Aim of the task: Once the pictures are set aside, repeat all of the data below exactly.

Data for review:
╔══
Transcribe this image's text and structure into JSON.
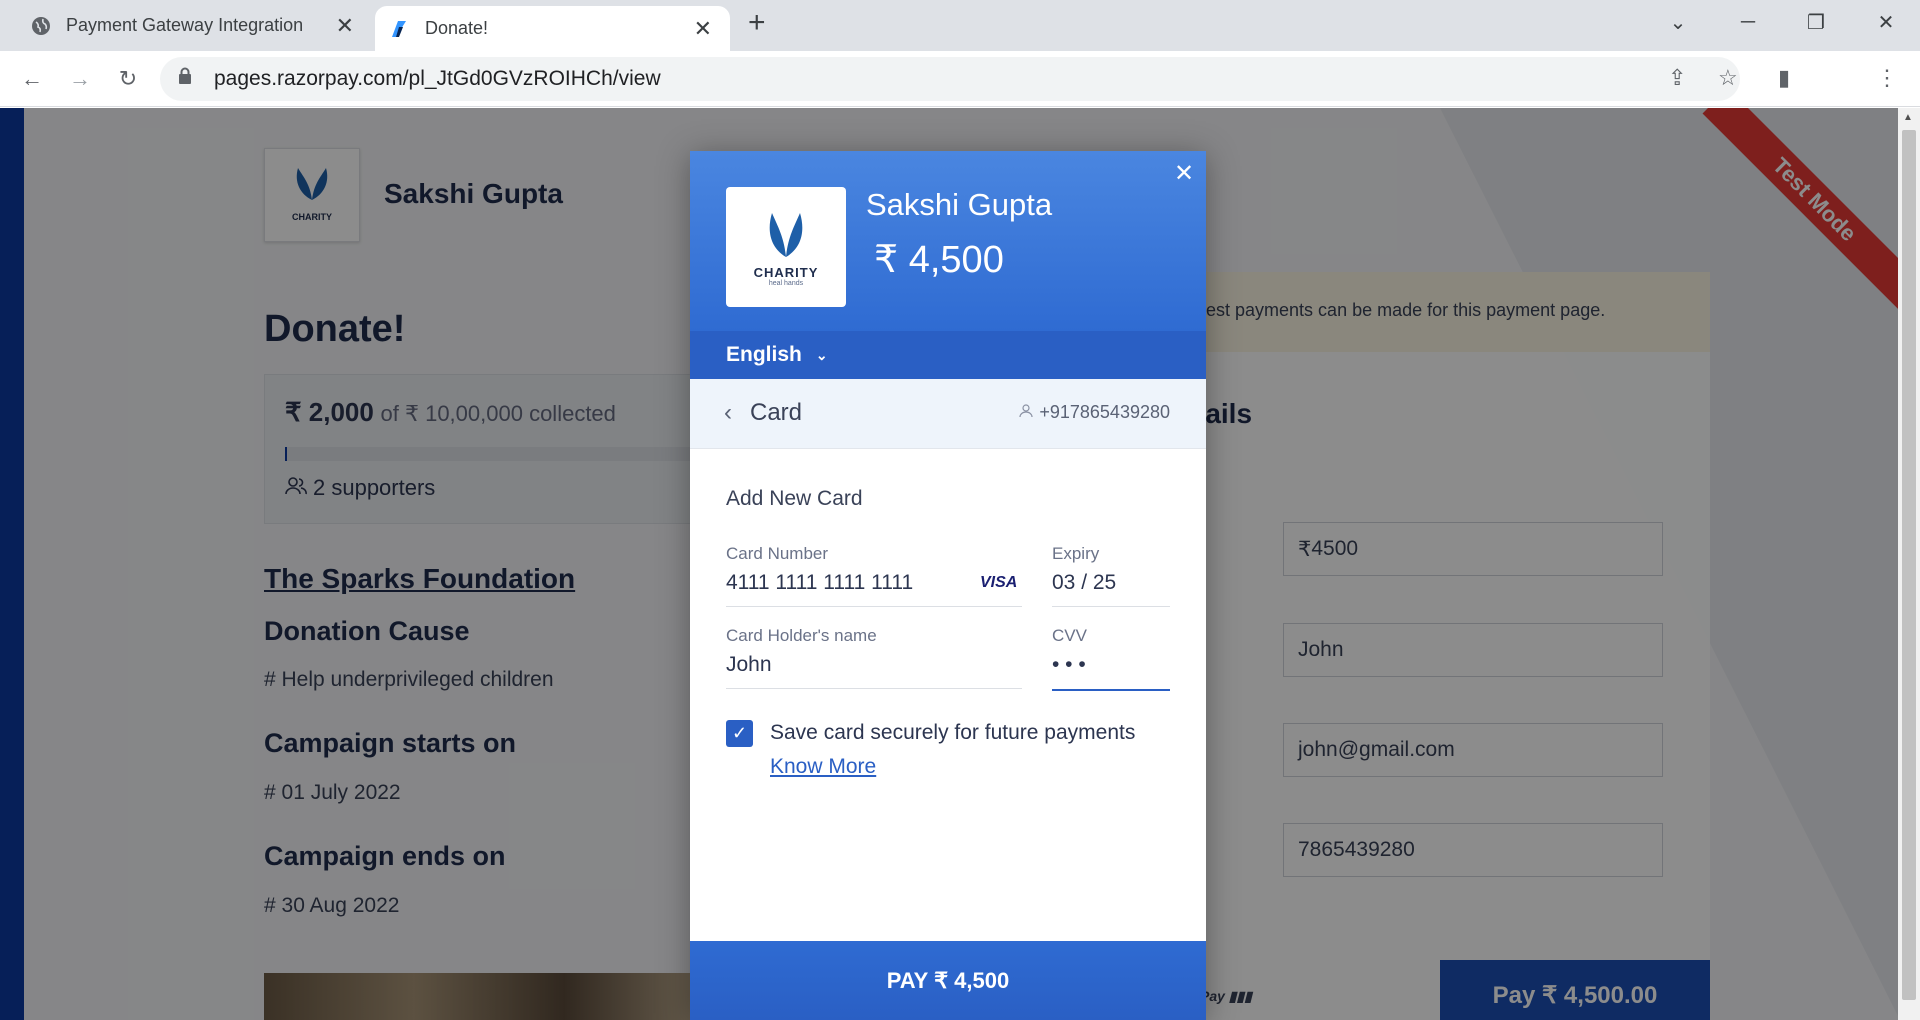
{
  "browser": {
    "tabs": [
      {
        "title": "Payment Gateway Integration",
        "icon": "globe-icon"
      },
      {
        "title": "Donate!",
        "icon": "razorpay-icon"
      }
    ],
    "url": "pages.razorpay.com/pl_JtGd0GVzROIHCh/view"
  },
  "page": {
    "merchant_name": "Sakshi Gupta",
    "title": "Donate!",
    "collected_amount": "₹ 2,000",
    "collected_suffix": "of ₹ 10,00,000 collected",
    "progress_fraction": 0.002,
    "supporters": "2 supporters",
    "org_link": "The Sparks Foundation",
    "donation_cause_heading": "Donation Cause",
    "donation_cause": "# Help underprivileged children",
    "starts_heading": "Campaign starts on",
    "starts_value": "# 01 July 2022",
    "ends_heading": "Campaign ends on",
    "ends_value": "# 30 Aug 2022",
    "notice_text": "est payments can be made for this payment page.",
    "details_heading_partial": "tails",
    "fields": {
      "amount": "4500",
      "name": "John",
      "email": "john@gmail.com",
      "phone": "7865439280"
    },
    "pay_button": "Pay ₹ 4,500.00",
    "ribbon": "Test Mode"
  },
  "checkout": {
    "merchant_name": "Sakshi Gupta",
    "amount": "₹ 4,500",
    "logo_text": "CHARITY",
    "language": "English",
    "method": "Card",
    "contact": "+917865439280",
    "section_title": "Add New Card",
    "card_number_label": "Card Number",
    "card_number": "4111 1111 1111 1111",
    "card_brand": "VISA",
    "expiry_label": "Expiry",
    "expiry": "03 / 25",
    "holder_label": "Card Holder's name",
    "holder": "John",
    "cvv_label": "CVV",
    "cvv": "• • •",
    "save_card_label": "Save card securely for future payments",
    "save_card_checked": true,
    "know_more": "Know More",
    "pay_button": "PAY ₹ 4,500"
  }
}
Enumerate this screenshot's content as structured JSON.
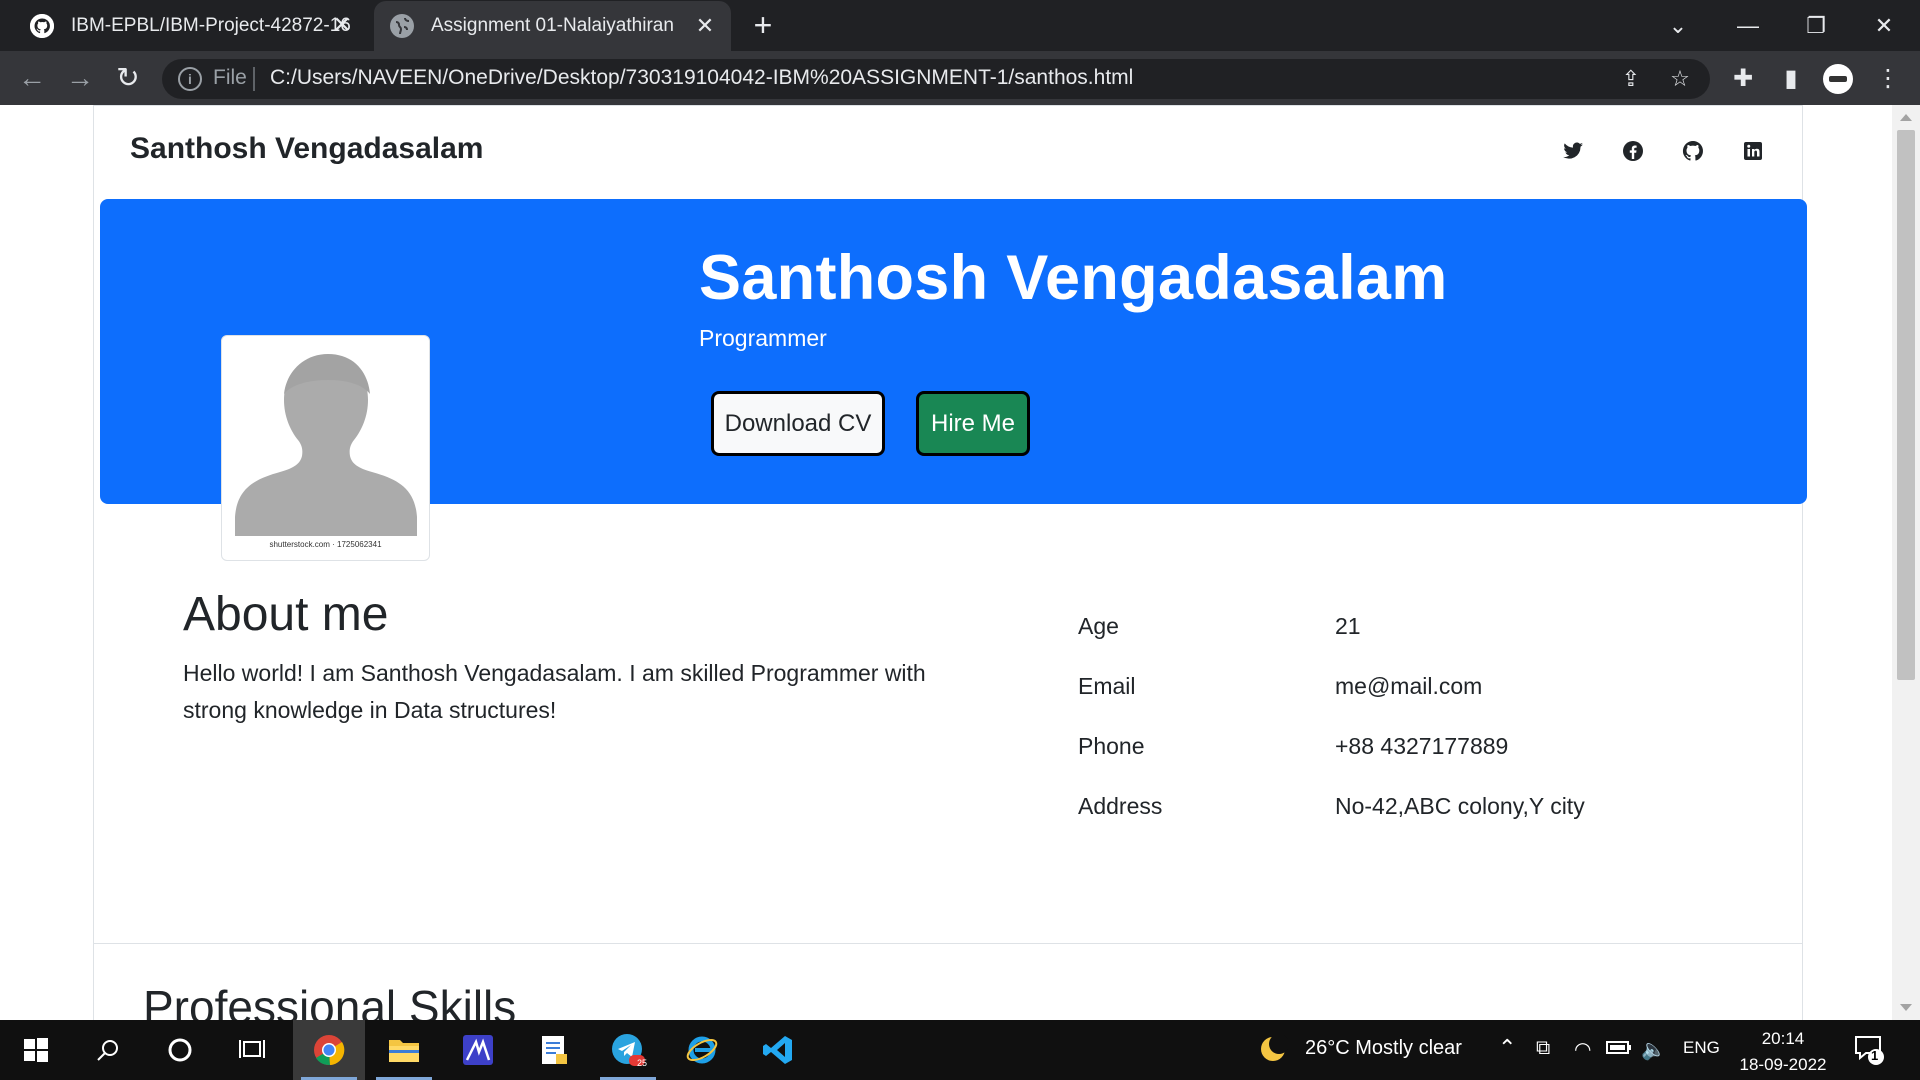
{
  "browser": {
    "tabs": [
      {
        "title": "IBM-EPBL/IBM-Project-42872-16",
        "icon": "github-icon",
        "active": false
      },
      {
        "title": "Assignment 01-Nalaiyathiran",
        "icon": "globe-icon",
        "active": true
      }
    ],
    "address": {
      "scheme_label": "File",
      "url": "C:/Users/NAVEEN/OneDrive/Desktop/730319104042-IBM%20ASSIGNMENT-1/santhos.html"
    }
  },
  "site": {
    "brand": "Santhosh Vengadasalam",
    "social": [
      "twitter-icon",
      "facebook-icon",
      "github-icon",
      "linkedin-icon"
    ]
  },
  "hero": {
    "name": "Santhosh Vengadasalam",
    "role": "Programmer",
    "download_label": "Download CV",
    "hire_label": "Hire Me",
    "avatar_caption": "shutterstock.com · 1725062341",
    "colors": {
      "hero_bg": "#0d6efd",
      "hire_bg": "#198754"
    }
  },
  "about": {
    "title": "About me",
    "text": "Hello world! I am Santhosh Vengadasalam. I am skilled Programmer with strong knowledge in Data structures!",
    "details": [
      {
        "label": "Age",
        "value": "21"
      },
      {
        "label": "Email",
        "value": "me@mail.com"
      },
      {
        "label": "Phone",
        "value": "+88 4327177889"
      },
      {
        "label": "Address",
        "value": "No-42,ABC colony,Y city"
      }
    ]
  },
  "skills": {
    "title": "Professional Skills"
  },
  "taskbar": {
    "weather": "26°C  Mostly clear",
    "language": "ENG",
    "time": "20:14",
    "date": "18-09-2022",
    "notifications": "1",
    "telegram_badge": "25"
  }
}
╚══
Response for this exercise:
Transcribe this image's text and structure into JSON.
{
  "browser": {
    "tabs": [
      {
        "title": "Payment Gateway Integration",
        "icon": "globe-icon"
      },
      {
        "title": "Donate!",
        "icon": "razorpay-icon"
      }
    ],
    "url": "pages.razorpay.com/pl_JtGd0GVzROIHCh/view"
  },
  "page": {
    "merchant_name": "Sakshi Gupta",
    "title": "Donate!",
    "collected_amount": "₹ 2,000",
    "collected_suffix": "of ₹ 10,00,000 collected",
    "progress_fraction": 0.002,
    "supporters": "2 supporters",
    "org_link": "The Sparks Foundation",
    "donation_cause_heading": "Donation Cause",
    "donation_cause": "# Help underprivileged children",
    "starts_heading": "Campaign starts on",
    "starts_value": "# 01 July 2022",
    "ends_heading": "Campaign ends on",
    "ends_value": "# 30 Aug 2022",
    "notice_text": "est payments can be made for this payment page.",
    "details_heading_partial": "tails",
    "fields": {
      "amount": "4500",
      "name": "John",
      "email": "john@gmail.com",
      "phone": "7865439280"
    },
    "pay_button": "Pay ₹ 4,500.00",
    "ribbon": "Test Mode"
  },
  "checkout": {
    "merchant_name": "Sakshi Gupta",
    "amount": "₹ 4,500",
    "logo_text": "CHARITY",
    "language": "English",
    "method": "Card",
    "contact": "+917865439280",
    "section_title": "Add New Card",
    "card_number_label": "Card Number",
    "card_number": "4111 1111 1111 1111",
    "card_brand": "VISA",
    "expiry_label": "Expiry",
    "expiry": "03 / 25",
    "holder_label": "Card Holder's name",
    "holder": "John",
    "cvv_label": "CVV",
    "cvv": "• • •",
    "save_card_label": "Save card securely for future payments",
    "save_card_checked": true,
    "know_more": "Know More",
    "pay_button": "PAY ₹ 4,500"
  }
}
Enumerate this screenshot's content as structured JSON.
{
  "browser": {
    "tabs": [
      {
        "title": "IBM-EPBL/IBM-Project-42872-16",
        "icon": "github-icon",
        "active": false
      },
      {
        "title": "Assignment 01-Nalaiyathiran",
        "icon": "globe-icon",
        "active": true
      }
    ],
    "address": {
      "scheme_label": "File",
      "url": "C:/Users/NAVEEN/OneDrive/Desktop/730319104042-IBM%20ASSIGNMENT-1/santhos.html"
    }
  },
  "site": {
    "brand": "Santhosh Vengadasalam",
    "social": [
      "twitter-icon",
      "facebook-icon",
      "github-icon",
      "linkedin-icon"
    ]
  },
  "hero": {
    "name": "Santhosh Vengadasalam",
    "role": "Programmer",
    "download_label": "Download CV",
    "hire_label": "Hire Me",
    "avatar_caption": "shutterstock.com · 1725062341",
    "colors": {
      "hero_bg": "#0d6efd",
      "hire_bg": "#198754"
    }
  },
  "about": {
    "title": "About me",
    "text": "Hello world! I am Santhosh Vengadasalam. I am skilled Programmer with strong knowledge in Data structures!",
    "details": [
      {
        "label": "Age",
        "value": "21"
      },
      {
        "label": "Email",
        "value": "me@mail.com"
      },
      {
        "label": "Phone",
        "value": "+88 4327177889"
      },
      {
        "label": "Address",
        "value": "No-42,ABC colony,Y city"
      }
    ]
  },
  "skills": {
    "title": "Professional Skills"
  },
  "taskbar": {
    "weather": "26°C  Mostly clear",
    "language": "ENG",
    "time": "20:14",
    "date": "18-09-2022",
    "notifications": "1",
    "telegram_badge": "25"
  }
}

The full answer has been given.